If therefore we fubmit to the fuggeftions of the devil, we must accufe our negligence, not our weakness. St. Paul affures us, God permits no body to be tempted above his ftrength. It is inconfiftent with his goodness to lay upon us obligations we cannot comply with, to load us with burdens we cannot bear. He proportions his grace to the difficulty, and gives us power to refift, when he permits us to be tempted. Let us therefore never run into temptation on the one fide, nor fear it on the other, if it purfues us. That is temerity and prefumption, mortal enemies to innocence; be that loveth danger shall perish in it, Eccluf. iii. 27. This is a mark of diffidence, either of our Saviour's power, or his goodness. Of his power, if we fufpect he cannot; of his goodness,
if we diftruft he will not protect us: and both are criminal. He can protect us, because he is omnipotent: he will, because he is good; because he has promised his affiftance, and cannot break his word. Diftruft then yourfelf; confide in God: neither fear, nor presume.
Now if you defire to know whether you belong to our Saviour's flock; the following words inform you: And am known of mine. That is, they confider what Jefus Chrift has done; what he has fuffered for them: how he loft his life for their fakes, and expofed his facred perfon to all the rage of men, to preserve them from the tyranny of the devil. These thoughts inflame them with a fervent love of their benefactor: they adore him as their God, and love him as their Redeemer. They bear his voice, and follow him. They are fedulous in hearing what he teaches, and as exact in the practice. They deteft all the loose maxims of the world, to embrace his. This is truly to know him in the fenfe of the gospel, and an infallible mark, that we are of his flock.
O foveraign Paftor of our fouls! by thy facred paffion, I conjure thee to place me in thy beloved flock.
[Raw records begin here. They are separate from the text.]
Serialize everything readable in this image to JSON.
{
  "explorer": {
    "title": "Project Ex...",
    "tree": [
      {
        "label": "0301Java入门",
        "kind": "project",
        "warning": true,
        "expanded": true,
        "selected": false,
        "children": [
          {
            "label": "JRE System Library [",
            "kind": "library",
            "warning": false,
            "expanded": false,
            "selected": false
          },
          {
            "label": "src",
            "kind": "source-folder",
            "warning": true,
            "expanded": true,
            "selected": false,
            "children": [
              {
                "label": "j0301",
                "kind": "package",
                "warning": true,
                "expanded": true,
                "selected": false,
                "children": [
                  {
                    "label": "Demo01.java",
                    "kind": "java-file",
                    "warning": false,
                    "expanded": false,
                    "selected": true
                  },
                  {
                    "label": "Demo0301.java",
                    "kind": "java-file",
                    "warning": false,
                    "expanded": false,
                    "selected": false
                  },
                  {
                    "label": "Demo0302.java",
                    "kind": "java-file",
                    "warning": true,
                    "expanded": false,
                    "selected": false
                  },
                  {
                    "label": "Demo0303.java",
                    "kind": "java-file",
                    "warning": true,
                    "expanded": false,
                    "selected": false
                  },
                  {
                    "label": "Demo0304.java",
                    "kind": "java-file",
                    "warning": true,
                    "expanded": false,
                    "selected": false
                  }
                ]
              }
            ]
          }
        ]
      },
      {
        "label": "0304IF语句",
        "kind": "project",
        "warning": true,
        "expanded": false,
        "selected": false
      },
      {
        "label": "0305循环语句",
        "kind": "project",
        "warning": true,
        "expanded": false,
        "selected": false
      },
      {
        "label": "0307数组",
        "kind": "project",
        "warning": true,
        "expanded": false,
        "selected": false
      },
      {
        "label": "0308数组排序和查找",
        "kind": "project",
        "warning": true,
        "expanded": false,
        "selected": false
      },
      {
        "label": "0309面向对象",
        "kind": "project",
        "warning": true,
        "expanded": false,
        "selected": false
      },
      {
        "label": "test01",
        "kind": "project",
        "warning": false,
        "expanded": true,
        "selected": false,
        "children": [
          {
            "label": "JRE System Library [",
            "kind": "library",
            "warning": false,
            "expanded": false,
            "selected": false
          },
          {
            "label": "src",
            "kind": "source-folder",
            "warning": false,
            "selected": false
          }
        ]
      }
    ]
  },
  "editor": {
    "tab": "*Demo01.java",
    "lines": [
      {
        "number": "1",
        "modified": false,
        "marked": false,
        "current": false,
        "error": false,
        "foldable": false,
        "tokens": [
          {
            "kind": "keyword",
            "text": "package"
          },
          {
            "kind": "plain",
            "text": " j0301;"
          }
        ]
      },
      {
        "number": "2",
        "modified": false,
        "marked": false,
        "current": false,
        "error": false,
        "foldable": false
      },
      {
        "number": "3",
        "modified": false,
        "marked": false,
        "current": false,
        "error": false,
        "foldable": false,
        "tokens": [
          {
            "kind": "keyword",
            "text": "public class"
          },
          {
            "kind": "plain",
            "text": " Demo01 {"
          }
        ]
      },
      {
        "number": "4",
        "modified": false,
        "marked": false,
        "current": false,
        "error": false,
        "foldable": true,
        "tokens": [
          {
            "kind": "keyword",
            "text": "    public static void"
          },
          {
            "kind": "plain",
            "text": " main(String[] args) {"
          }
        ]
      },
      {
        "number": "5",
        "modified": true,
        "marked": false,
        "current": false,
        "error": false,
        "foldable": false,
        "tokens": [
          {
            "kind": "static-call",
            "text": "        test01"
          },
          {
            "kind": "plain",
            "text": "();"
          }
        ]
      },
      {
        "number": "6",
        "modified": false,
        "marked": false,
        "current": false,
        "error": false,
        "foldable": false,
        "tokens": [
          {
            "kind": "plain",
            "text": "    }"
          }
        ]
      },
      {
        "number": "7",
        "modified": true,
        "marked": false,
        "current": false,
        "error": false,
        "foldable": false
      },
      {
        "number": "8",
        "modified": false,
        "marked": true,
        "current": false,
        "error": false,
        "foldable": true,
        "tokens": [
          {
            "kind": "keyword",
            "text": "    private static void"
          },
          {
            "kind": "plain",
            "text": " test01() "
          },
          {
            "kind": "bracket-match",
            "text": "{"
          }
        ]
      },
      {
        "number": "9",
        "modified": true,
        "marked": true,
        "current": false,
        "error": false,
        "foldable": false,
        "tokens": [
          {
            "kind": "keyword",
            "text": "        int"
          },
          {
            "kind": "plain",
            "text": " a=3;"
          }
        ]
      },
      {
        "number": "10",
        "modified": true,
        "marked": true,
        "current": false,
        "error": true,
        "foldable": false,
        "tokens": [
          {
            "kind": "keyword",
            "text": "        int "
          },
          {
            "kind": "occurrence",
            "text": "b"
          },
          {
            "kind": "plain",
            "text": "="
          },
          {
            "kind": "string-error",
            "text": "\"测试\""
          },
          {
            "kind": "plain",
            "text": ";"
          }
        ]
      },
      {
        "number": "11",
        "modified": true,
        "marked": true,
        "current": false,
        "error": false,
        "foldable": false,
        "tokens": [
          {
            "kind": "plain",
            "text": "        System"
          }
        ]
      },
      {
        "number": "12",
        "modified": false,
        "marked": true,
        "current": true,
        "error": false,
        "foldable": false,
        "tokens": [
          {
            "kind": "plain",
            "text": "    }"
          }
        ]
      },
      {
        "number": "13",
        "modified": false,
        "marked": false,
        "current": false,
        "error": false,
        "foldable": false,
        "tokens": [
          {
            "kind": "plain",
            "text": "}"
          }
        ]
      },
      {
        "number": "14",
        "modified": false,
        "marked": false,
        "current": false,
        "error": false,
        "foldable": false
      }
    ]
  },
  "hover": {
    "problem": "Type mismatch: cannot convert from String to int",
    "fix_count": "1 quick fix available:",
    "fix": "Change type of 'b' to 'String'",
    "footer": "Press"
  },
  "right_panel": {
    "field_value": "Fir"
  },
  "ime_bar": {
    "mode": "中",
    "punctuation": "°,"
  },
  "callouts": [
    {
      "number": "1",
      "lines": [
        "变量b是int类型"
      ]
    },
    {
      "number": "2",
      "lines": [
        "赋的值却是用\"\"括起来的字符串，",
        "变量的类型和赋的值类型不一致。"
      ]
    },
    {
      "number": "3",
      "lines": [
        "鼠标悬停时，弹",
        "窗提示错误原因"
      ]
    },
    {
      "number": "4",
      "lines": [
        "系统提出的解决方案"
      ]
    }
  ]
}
Give me the grace to hear thy voice, and the will to obey thy commands, without ever being fo unfortunate as to tranfgrefs them and lead me to heaven, where there will be, eternally, but one flock, and one Shepherd.
1. EPISTLE of St. Peter, Chap. ii. Verse
11. Dearly beloved, I beseech you as ftrangers and pilgrims, abstain from flefbly lufts, which war against the foul.
12. Having your converfation honest among the Gentiles that whereas they speak against you as evil-doers, they may by your good works, which they fball behold, glorify God in the day of vifitation.
13. Submit yourselves to every ordinance of man, for the Lord's fake: whether it be to the king, as Supreme;
14. Or unto governours, as unto them that are fent by him for the punishment of evil-doers, and for the praise of them that do well.
15. For fo is the will of God, that with well- . doing ye may put to filence the ignorance of foolish
16. As free, and not using your liberty for a cloke of maliciousness, but as the fervants of God. 17. Honour all men. Love the brotherhood. Fear God. Honour the king.
The MORAL REFLECTION.
HE apoftle perfuades the Chriftians to behave themselves like strangers and pilgrims in this world, to withdraw their affections from all carnal objects, that war upon the foul, and prejudice it more than they can oblige the fenfes, Dearly beloved, I beseech you as ftrangers and pilgrims, abftain from flefbly lufts, which war against the foul.
We are all strangers and pilgrims: We have no conftant habitation, as St. Paul affures us: Here have we no continuing city, Heb. xiii. 14. This world is but a wilderness, that leads us unto the